You are here: Career Career Streams

Career as a Nutritionist in India

“People now realise that healthy and nutritious diet boosts immunity, prevents diseases, spurs mental and physical development of children, among other things,” says Rekha Sinha, executive director, International Life Sciences Institute, India. This then has to be the best time to be a nutritionist or a dietician. They are the new age knights in shining armour who ensure healthy weight loss (or gain) and rescue people from everything ranging from diabetes to social ostracism. Hospitals have always been one of the highest employers of dietician. A dietician is usually conditioned by the doctor and plans the nutrition of the patient accordingly. “A doctor who has also studied nutrition is becoming a great boon for the medical industry as that person is well-versed with the nuances of a particular medical procedure,” says Dr Suneet Khanna, an obesity management nutritionist in Delhi, who has also done M.B.B.S. Food processing industries and nutraceuticals companies are also emerging as leading employers. Here dieticians work in tandem with the biomedical team to come up with the right product. Residential schools, airlines, gymnasiums, spas are other avenues where a nutritionist is highly sought after. A trainee dietician can earn between Rs 12,000 to Rs 25,000 per month. Being a consultant dietician is a lucrative option for established names in this business. “I am a consultant for six restaurants in Delhi. Most restaurant and hotels take advice from a nutritionist before planning their menu,” says Khanna.

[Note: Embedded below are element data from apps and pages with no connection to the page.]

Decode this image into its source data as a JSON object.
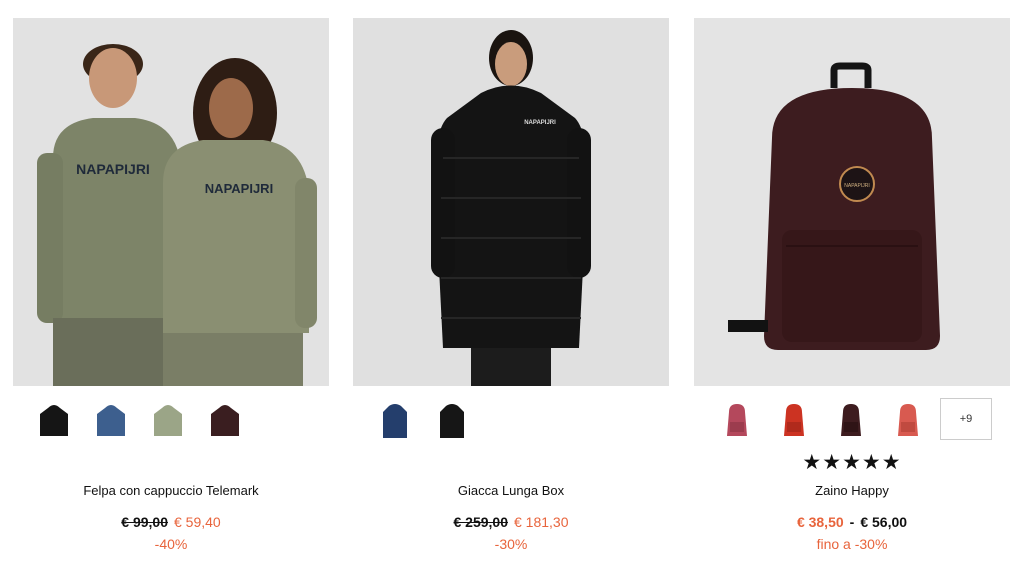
{
  "products": [
    {
      "name": "Felpa con cappuccio Telemark",
      "old_price": "€ 99,00",
      "new_price": "€ 59,40",
      "discount": "-40%",
      "image_alt": "Two models wearing olive hoodies with NAPAPIJRI logo",
      "swatches": [
        {
          "name": "black",
          "color": "#151515"
        },
        {
          "name": "blue",
          "color": "#3d5f8e"
        },
        {
          "name": "olive",
          "color": "#9ba587"
        },
        {
          "name": "burgundy",
          "color": "#3a1e20"
        }
      ]
    },
    {
      "name": "Giacca Lunga Box",
      "old_price": "€ 259,00",
      "new_price": "€ 181,30",
      "discount": "-30%",
      "image_alt": "Model wearing long black puffer jacket",
      "swatches": [
        {
          "name": "navy",
          "color": "#243e6c"
        },
        {
          "name": "black",
          "color": "#161616"
        }
      ]
    },
    {
      "name": "Zaino Happy",
      "price_from": "€ 38,50",
      "price_sep": "-",
      "price_to": "€ 56,00",
      "discount": "fino a -30%",
      "rating": "★★★★★",
      "more_colors": "+9",
      "image_alt": "Burgundy backpack with round patch logo",
      "swatches": [
        {
          "name": "rose",
          "color": "#b4485c"
        },
        {
          "name": "red",
          "color": "#cc3322"
        },
        {
          "name": "burgundy",
          "color": "#3d1c1f"
        },
        {
          "name": "coral",
          "color": "#d85a50"
        }
      ]
    }
  ]
}
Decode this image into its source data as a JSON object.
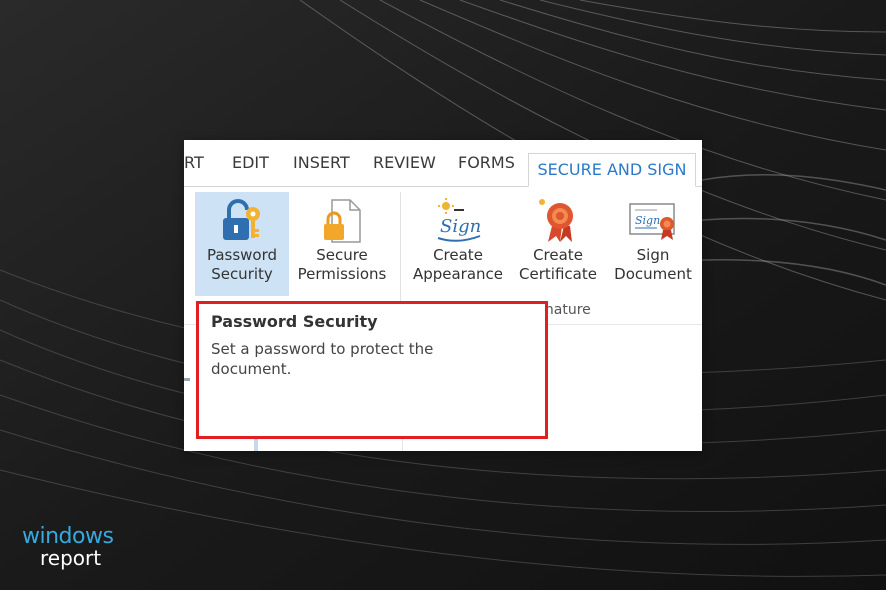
{
  "tabs": [
    "RT",
    "EDIT",
    "INSERT",
    "REVIEW",
    "FORMS"
  ],
  "active_tab": "SECURE AND SIGN",
  "buttons": {
    "password_security": [
      "Password",
      "Security"
    ],
    "secure_permissions": [
      "Secure",
      "Permissions"
    ],
    "create_appearance": [
      "Create",
      "Appearance"
    ],
    "create_certificate": [
      "Create",
      "Certificate"
    ],
    "sign_document": [
      "Sign",
      "Document"
    ]
  },
  "group_label": "gnature",
  "tooltip": {
    "title": "Password Security",
    "body": "Set a password to protect the document."
  },
  "logo": {
    "line1": "windows",
    "line2": "report"
  },
  "colors": {
    "accent": "#2b79c9",
    "highlight": "#e02020",
    "selected": "#cde3f5",
    "logo_blue": "#36a9e1"
  }
}
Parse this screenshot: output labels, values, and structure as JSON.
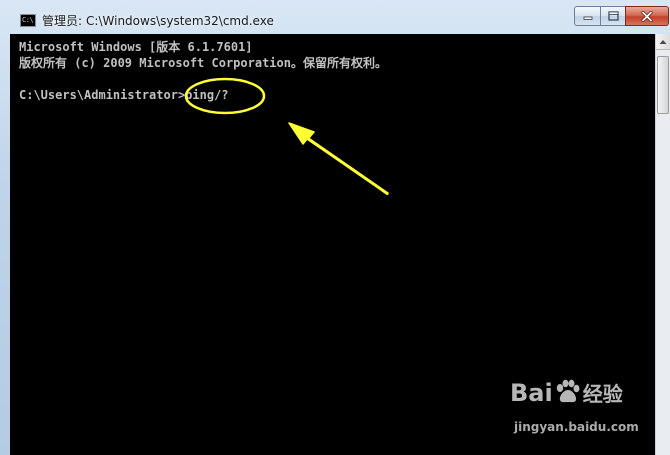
{
  "window": {
    "title_prefix": "管理员:",
    "title_path": "C:\\Windows\\system32\\cmd.exe",
    "icon_label": "C:\\"
  },
  "caption_buttons": {
    "minimize_icon": "minimize-icon",
    "maximize_icon": "maximize-icon",
    "close_icon": "close-icon"
  },
  "console": {
    "lines": [
      "Microsoft Windows [版本 6.1.7601]",
      "版权所有 (c) 2009 Microsoft Corporation。保留所有权利。",
      "C:\\Users\\Administrator>ping/?"
    ],
    "background": "#000000",
    "text_color": "#c0c0c0"
  },
  "annotation": {
    "color": "#ffff33",
    "shapes": [
      "ellipse-highlight",
      "arrow"
    ]
  },
  "watermark": {
    "logo_text": "Bai",
    "logo_suffix": "经验",
    "url": "jingyan.baidu.com"
  }
}
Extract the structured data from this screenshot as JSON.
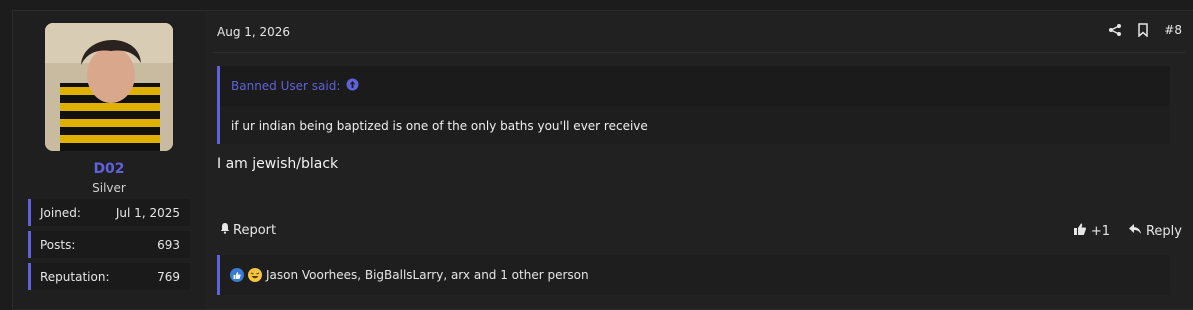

Practitioners in this field must have a working knowledge of biology, chemistry, microbiology and physiology to name a few areas. Most employers insist on a post graduate education. A high people-orientation and empathy for the patients are the soft skills essential for this career. One cannot really expect a vegetarian to start eating chicken, or a South Indian to entirely quit rice. So keep the cultural aspect in mind when dealing with clients. Ishi Khosla, Clinical Nutritionist and Director, Whole Foods My interest in food was generated during my teenage years. That was the time when I had to battle my own obesity. I researched a lot on food and got hooked on to this subject. The experience made me switch my career path from medicine to nutrition. I did my Msc in Food and Nutrition from Lady Irwin College, Delhi, in 1986. Since then and today, there has been a vast change in public perception towards nutrition. Earlier, people visited us reluctantly and believed that our job is to make them starve. Now, everyone wants to look good and lead a healthy lifestyle. I set up my own practice in 2001 and launched Whole Foods, which sells healthier food options commercially. We have never advertised, but such is the interest that we have grown and expanded tremendously. We have even opened health cafes in Delhi. I feel that if a young person wants to enter this field, first they have to practice what they preach. So maintain a healthy lifestyle. Also, nutrition is a science which is constantly evolving, so keep yourself updated.

Career options : The avenues available are hospitals, health clubs, airlines, schools or international organisations such as WHO or FAO. Food and pharma companies are also emerging as leading employers. One can also be a consultant for hotels and cafes. Starting salary • Rs 1.8-2 lakh per annum

Institutes :



स्कूली बच्चों को कोरोना महामारी में कैसे पढ़ाना चाहिए?

  • ऑनलाइन
  • ऑफलाइन
  • कह नहीं सकते